What you should do → Copy each line of the material beneath that holds the word "stone".

(Data to examine begins)

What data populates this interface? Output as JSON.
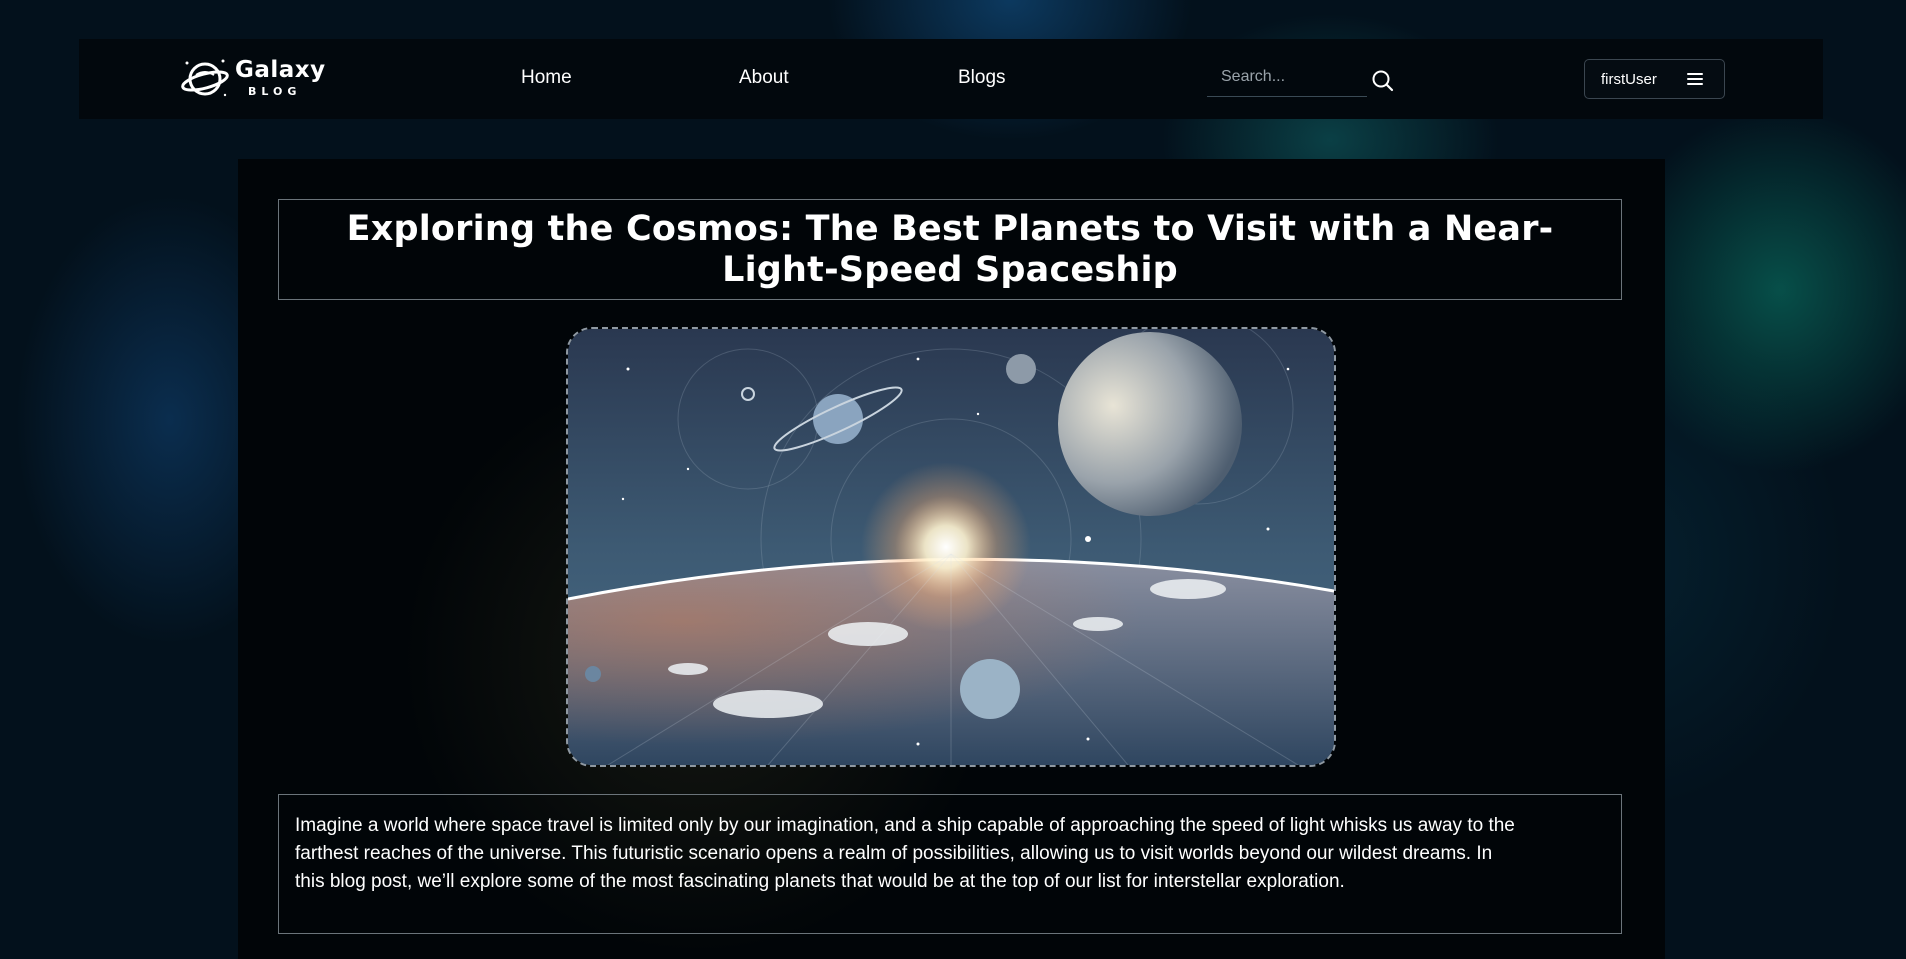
{
  "nav": {
    "logo": {
      "title": "Galaxy",
      "subtitle": "BLOG",
      "icon": "planet-logo-icon"
    },
    "links": [
      {
        "label": "Home"
      },
      {
        "label": "About"
      },
      {
        "label": "Blogs"
      }
    ],
    "search": {
      "placeholder": "Search...",
      "value": "",
      "icon": "search-icon"
    },
    "user": {
      "name": "firstUser",
      "menu_icon": "hamburger-menu-icon"
    }
  },
  "post": {
    "title": "Exploring the Cosmos: The Best Planets to Visit with a Near-Light-Speed Spaceship",
    "image": {
      "icon": "space-planets-illustration"
    },
    "intro": "Imagine a world where space travel is limited only by our imagination, and a ship capable of approaching the speed of light whisks us away to the farthest reaches of the universe. This futuristic scenario opens a realm of possibilities, allowing us to visit worlds beyond our wildest dreams. In this blog post, we’ll explore some of the most fascinating planets that would be at the top of our list for interstellar exploration."
  },
  "colors": {
    "page_bg": "#03111c",
    "navbar_bg": "#02080d",
    "card_bg": "#010508",
    "border": "#6b747a",
    "text": "#ffffff"
  }
}
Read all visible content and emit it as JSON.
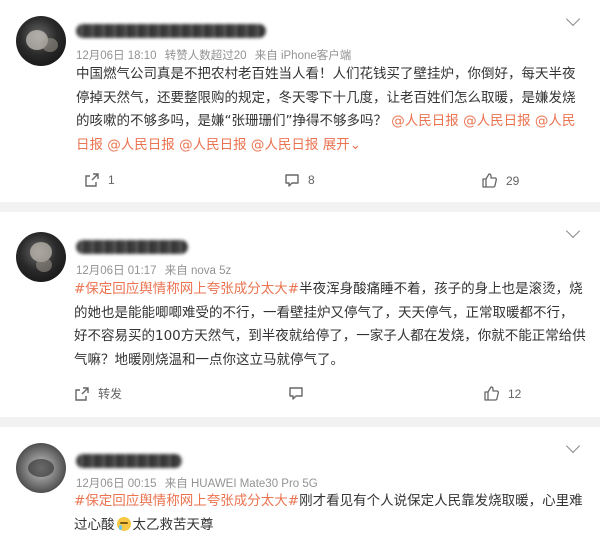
{
  "posts": [
    {
      "meta": {
        "date": "12月06日 18:10",
        "likes_note": "转赞人数超过20",
        "source": "来自 iPhone客户端"
      },
      "content": {
        "text": "中国燃气公司真是不把农村老百姓当人看！人们花钱买了壁挂炉，你倒好，每天半夜停掉天然气，还要整限购的规定，冬天零下十几度，让老百姓们怎么取暖，是嫌发烧的咳嗽的不够多吗，是嫌“张珊珊们”挣得不够多吗？",
        "mentions": [
          "@人民日报",
          "@人民日报",
          "@人民日报",
          "@人民日报",
          "@人民日报",
          "@人民日报"
        ],
        "expand": "展开"
      },
      "actions": {
        "repost": "1",
        "comment": "8",
        "like": "29"
      }
    },
    {
      "meta": {
        "date": "12月06日 01:17",
        "source": "来自 nova 5z"
      },
      "content": {
        "hashtag": "#保定回应舆情称网上夸张成分太大#",
        "text": "半夜浑身酸痛睡不着，孩子的身上也是滚烫，烧的她也是能能唧唧难受的不行，一看壁挂炉又停气了，天天停气，正常取暖都不行，好不容易买的100方天然气，到半夜就给停了，一家子人都在发烧，你就不能正常给供气嘛？地暖刚烧温和一点你这立马就停气了。"
      },
      "actions": {
        "repost": "转发",
        "comment": "",
        "like": "12"
      }
    },
    {
      "meta": {
        "date": "12月06日 00:15",
        "source": "来自 HUAWEI Mate30 Pro 5G"
      },
      "content": {
        "hashtag": "#保定回应舆情称网上夸张成分太大#",
        "text": "刚才看见有个人说保定人民靠发烧取暖，心里难过心酸",
        "emoji": "crying-face-emoji",
        "tail": "太乙救苦天尊"
      }
    }
  ],
  "colors": {
    "link": "#eb7350",
    "meta": "#939393",
    "text": "#333333",
    "separator": "#f2f2f2"
  }
}
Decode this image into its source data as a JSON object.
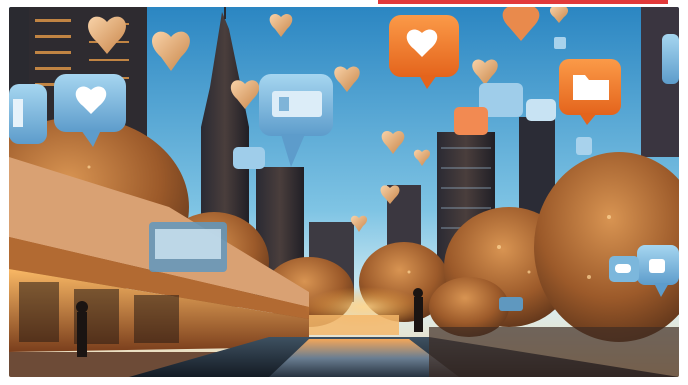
{
  "image": {
    "kind": "ai-generated illustration",
    "palette": {
      "sky_top": "#2f8fc8",
      "sky_horizon": "#bfe6f3",
      "warm_glow": "#f39a3b",
      "bubble_orange": "#f07a2a",
      "bubble_blue": "#7cb7dc",
      "shrub": "#a9642f"
    },
    "icons": [
      "heart-icon",
      "folder-icon",
      "image-icon",
      "chat-bubble-icon"
    ]
  }
}
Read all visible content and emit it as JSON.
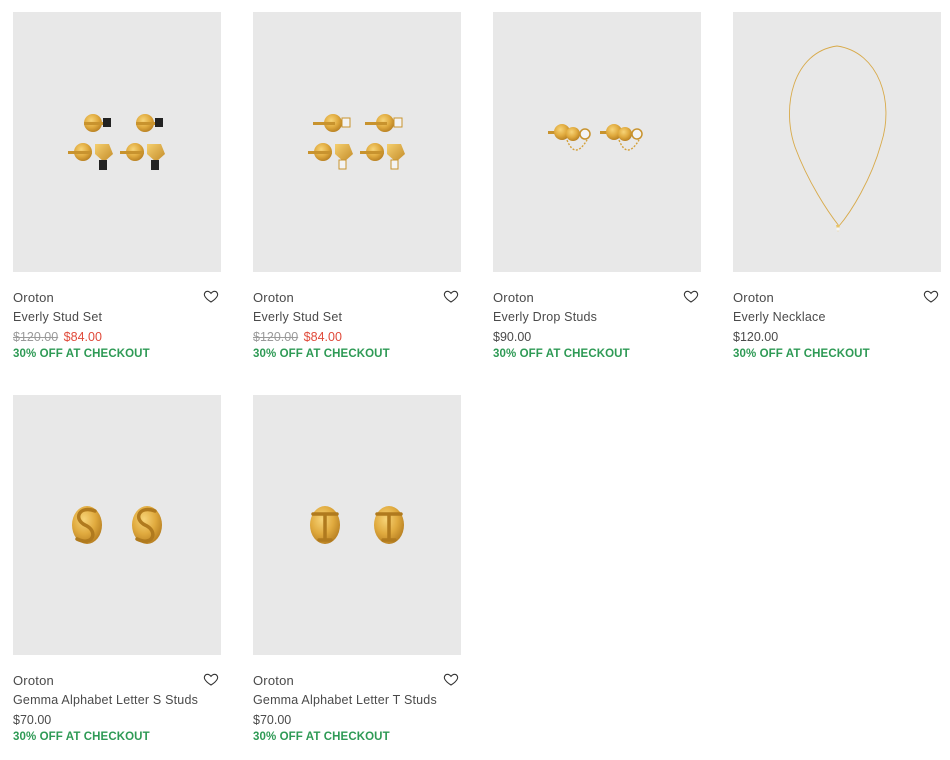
{
  "colors": {
    "image_bg": "#e8e8e8",
    "sale_price": "#e04a3a",
    "promo": "#2e9a55",
    "gold": "#d9a53a"
  },
  "products": [
    {
      "brand": "Oroton",
      "name": "Everly Stud Set",
      "original_price": "$120.00",
      "price": "$84.00",
      "promo": "30% OFF AT CHECKOUT",
      "image_icon": "stud-set-black-stone-image",
      "wishlist_icon": "heart-icon"
    },
    {
      "brand": "Oroton",
      "name": "Everly Stud Set",
      "original_price": "$120.00",
      "price": "$84.00",
      "promo": "30% OFF AT CHECKOUT",
      "image_icon": "stud-set-white-stone-image",
      "wishlist_icon": "heart-icon"
    },
    {
      "brand": "Oroton",
      "name": "Everly Drop Studs",
      "price": "$90.00",
      "promo": "30% OFF AT CHECKOUT",
      "image_icon": "drop-studs-image",
      "wishlist_icon": "heart-icon"
    },
    {
      "brand": "Oroton",
      "name": "Everly Necklace",
      "price": "$120.00",
      "promo": "30% OFF AT CHECKOUT",
      "image_icon": "necklace-image",
      "wishlist_icon": "heart-icon"
    },
    {
      "brand": "Oroton",
      "name": "Gemma Alphabet Letter S Studs",
      "price": "$70.00",
      "promo": "30% OFF AT CHECKOUT",
      "image_icon": "letter-s-studs-image",
      "wishlist_icon": "heart-icon"
    },
    {
      "brand": "Oroton",
      "name": "Gemma Alphabet Letter T Studs",
      "price": "$70.00",
      "promo": "30% OFF AT CHECKOUT",
      "image_icon": "letter-t-studs-image",
      "wishlist_icon": "heart-icon"
    }
  ]
}
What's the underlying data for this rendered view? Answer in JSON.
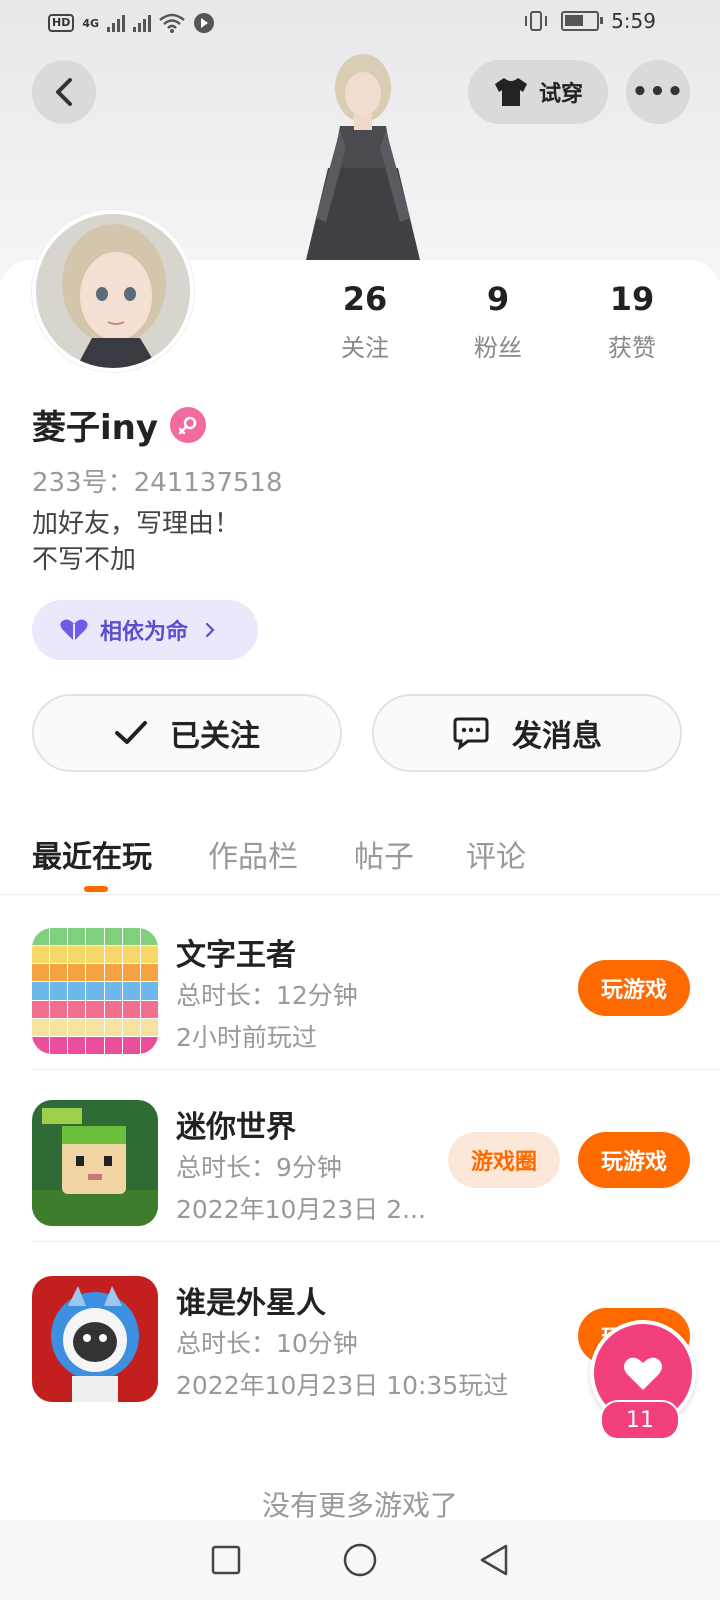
{
  "status": {
    "left": [
      "HD",
      "4G"
    ],
    "time": "5:59"
  },
  "header": {
    "try_on_label": "试穿",
    "more_label": "•••"
  },
  "stats": [
    {
      "num": "26",
      "label": "关注"
    },
    {
      "num": "9",
      "label": "粉丝"
    },
    {
      "num": "19",
      "label": "获赞"
    }
  ],
  "profile": {
    "name": "菱子iny",
    "uid": "233号：241137518",
    "bio_line1": "加好友，写理由！",
    "bio_line2": "不写不加",
    "relation_label": "相依为命"
  },
  "actions": {
    "follow_label": "已关注",
    "message_label": "发消息"
  },
  "tabs": [
    "最近在玩",
    "作品栏",
    "帖子",
    "评论"
  ],
  "games": [
    {
      "title": "文字王者",
      "duration": "总时长：12分钟",
      "last": "2小时前玩过",
      "play": "玩游戏"
    },
    {
      "title": "迷你世界",
      "duration": "总时长：9分钟",
      "last": "2022年10月23日 2...",
      "play": "玩游戏",
      "circle": "游戏圈"
    },
    {
      "title": "谁是外星人",
      "duration": "总时长：10分钟",
      "last": "2022年10月23日 10:35玩过",
      "play": "玩游戏"
    }
  ],
  "likes": {
    "count": "11"
  },
  "footer": {
    "no_more": "没有更多游戏了"
  },
  "colors": {
    "accent": "#ff6a00",
    "pink": "#f2407f",
    "relation": "#5b4fd0"
  }
}
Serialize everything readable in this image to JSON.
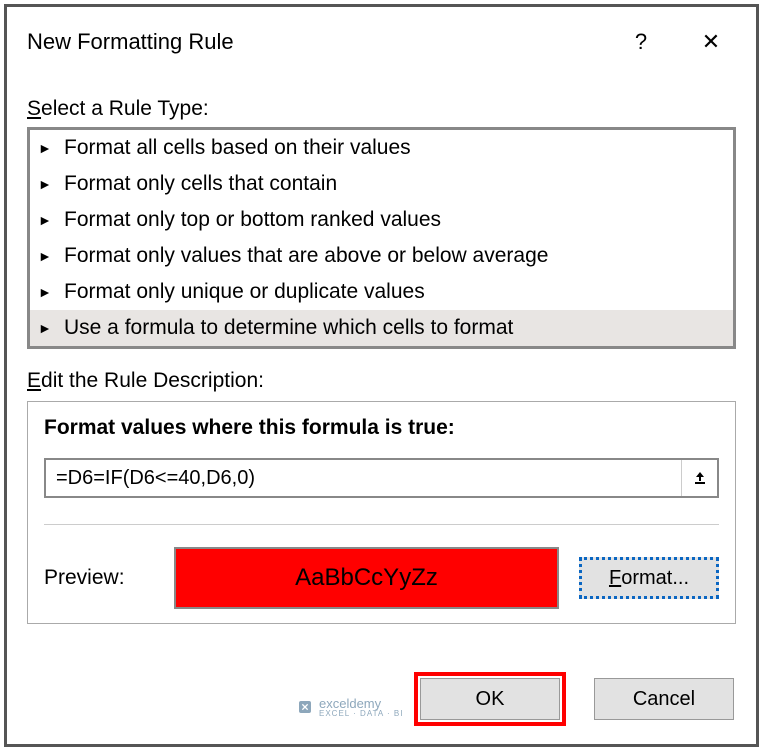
{
  "titlebar": {
    "title": "New Formatting Rule",
    "help": "?",
    "close": "✕"
  },
  "ruleType": {
    "label_pre": "S",
    "label_post": "elect a Rule Type:",
    "items": [
      "Format all cells based on their values",
      "Format only cells that contain",
      "Format only top or bottom ranked values",
      "Format only values that are above or below average",
      "Format only unique or duplicate values",
      "Use a formula to determine which cells to format"
    ]
  },
  "ruleDesc": {
    "label_pre": "E",
    "label_post": "dit the Rule Description:",
    "formulaLabel": "Format values where this formula is true:",
    "formulaValue": "=D6=IF(D6<=40,D6,0)",
    "previewLabel": "Preview:",
    "previewSample": "AaBbCcYyZz",
    "formatBtn_u": "F",
    "formatBtn_post": "ormat..."
  },
  "buttons": {
    "ok": "OK",
    "cancel": "Cancel"
  },
  "watermark": {
    "brand": "exceldemy",
    "tagline": "EXCEL · DATA · BI"
  }
}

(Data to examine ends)

Result for this exercise →
      "image_icon": "stud-set-black-stone-image",
      "image_icon": "stud-set-white-stone-image",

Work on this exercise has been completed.